Data records for software interfaces:
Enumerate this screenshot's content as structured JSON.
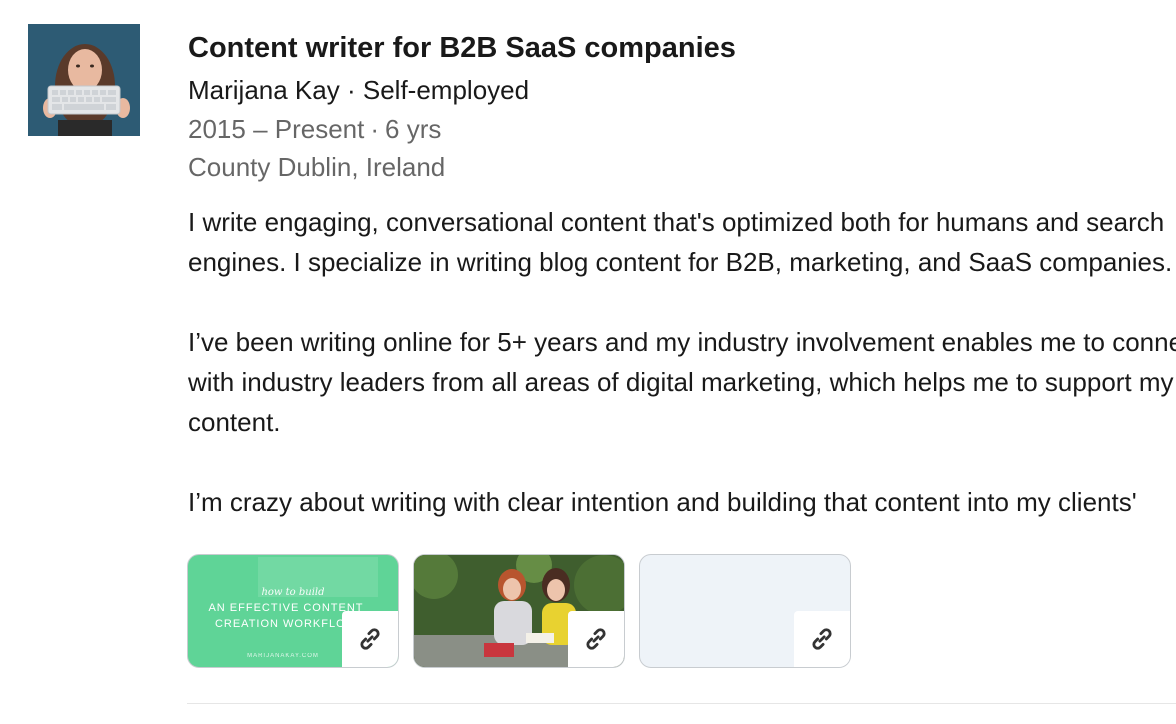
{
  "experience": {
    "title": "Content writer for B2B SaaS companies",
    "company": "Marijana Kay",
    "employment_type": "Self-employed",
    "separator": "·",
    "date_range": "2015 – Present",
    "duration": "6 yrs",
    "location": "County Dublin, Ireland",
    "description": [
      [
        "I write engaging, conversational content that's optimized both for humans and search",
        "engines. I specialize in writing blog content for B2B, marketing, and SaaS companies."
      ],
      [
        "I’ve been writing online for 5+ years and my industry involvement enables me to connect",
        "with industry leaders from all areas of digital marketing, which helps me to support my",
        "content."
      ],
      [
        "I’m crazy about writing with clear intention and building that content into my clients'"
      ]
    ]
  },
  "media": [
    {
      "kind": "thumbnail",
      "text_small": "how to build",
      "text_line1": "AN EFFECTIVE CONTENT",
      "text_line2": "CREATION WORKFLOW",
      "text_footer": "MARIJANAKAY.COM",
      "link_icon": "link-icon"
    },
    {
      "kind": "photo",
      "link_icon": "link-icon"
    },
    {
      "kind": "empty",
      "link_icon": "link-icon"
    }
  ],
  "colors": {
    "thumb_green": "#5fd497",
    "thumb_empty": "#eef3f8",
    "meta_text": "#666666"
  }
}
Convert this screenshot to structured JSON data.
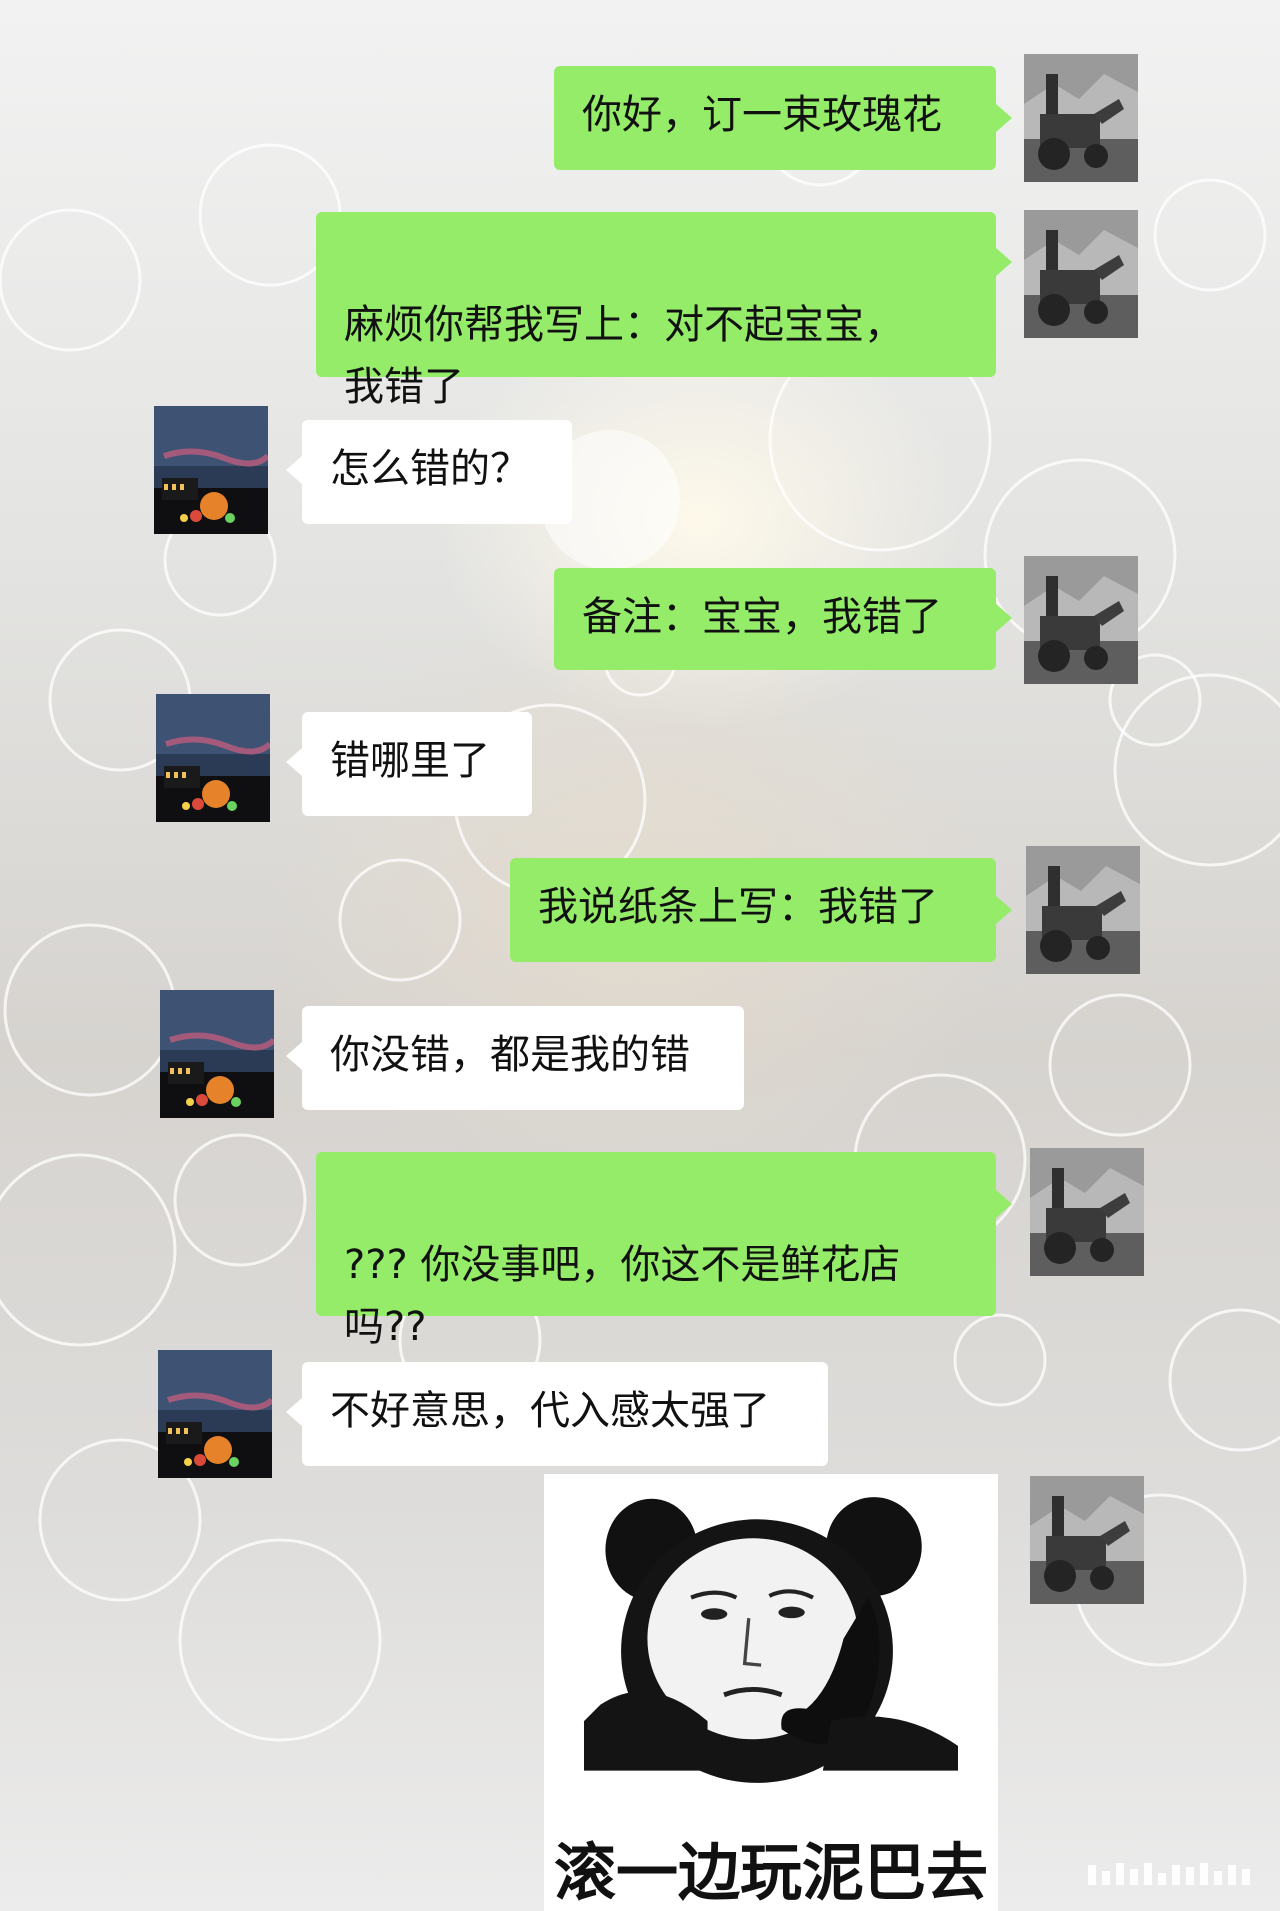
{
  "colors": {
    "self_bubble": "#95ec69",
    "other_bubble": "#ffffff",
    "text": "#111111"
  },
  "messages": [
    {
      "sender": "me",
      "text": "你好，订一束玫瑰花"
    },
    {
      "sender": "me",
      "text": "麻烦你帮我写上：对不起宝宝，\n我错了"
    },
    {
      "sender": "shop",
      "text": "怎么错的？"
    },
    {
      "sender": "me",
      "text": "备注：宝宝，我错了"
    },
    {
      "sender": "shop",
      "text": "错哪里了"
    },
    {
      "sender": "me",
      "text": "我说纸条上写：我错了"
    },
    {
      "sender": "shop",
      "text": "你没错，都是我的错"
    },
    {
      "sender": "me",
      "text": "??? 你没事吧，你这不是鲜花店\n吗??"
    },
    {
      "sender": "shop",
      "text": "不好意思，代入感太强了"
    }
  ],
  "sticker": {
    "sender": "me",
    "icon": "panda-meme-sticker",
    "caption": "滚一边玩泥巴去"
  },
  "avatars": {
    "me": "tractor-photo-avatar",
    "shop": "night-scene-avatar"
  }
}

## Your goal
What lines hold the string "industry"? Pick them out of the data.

## Problem solution
        "I’ve been writing online for 5+ years and my industry involvement enables me to connect",
        "with industry leaders from all areas of digital marketing, which helps me to support my",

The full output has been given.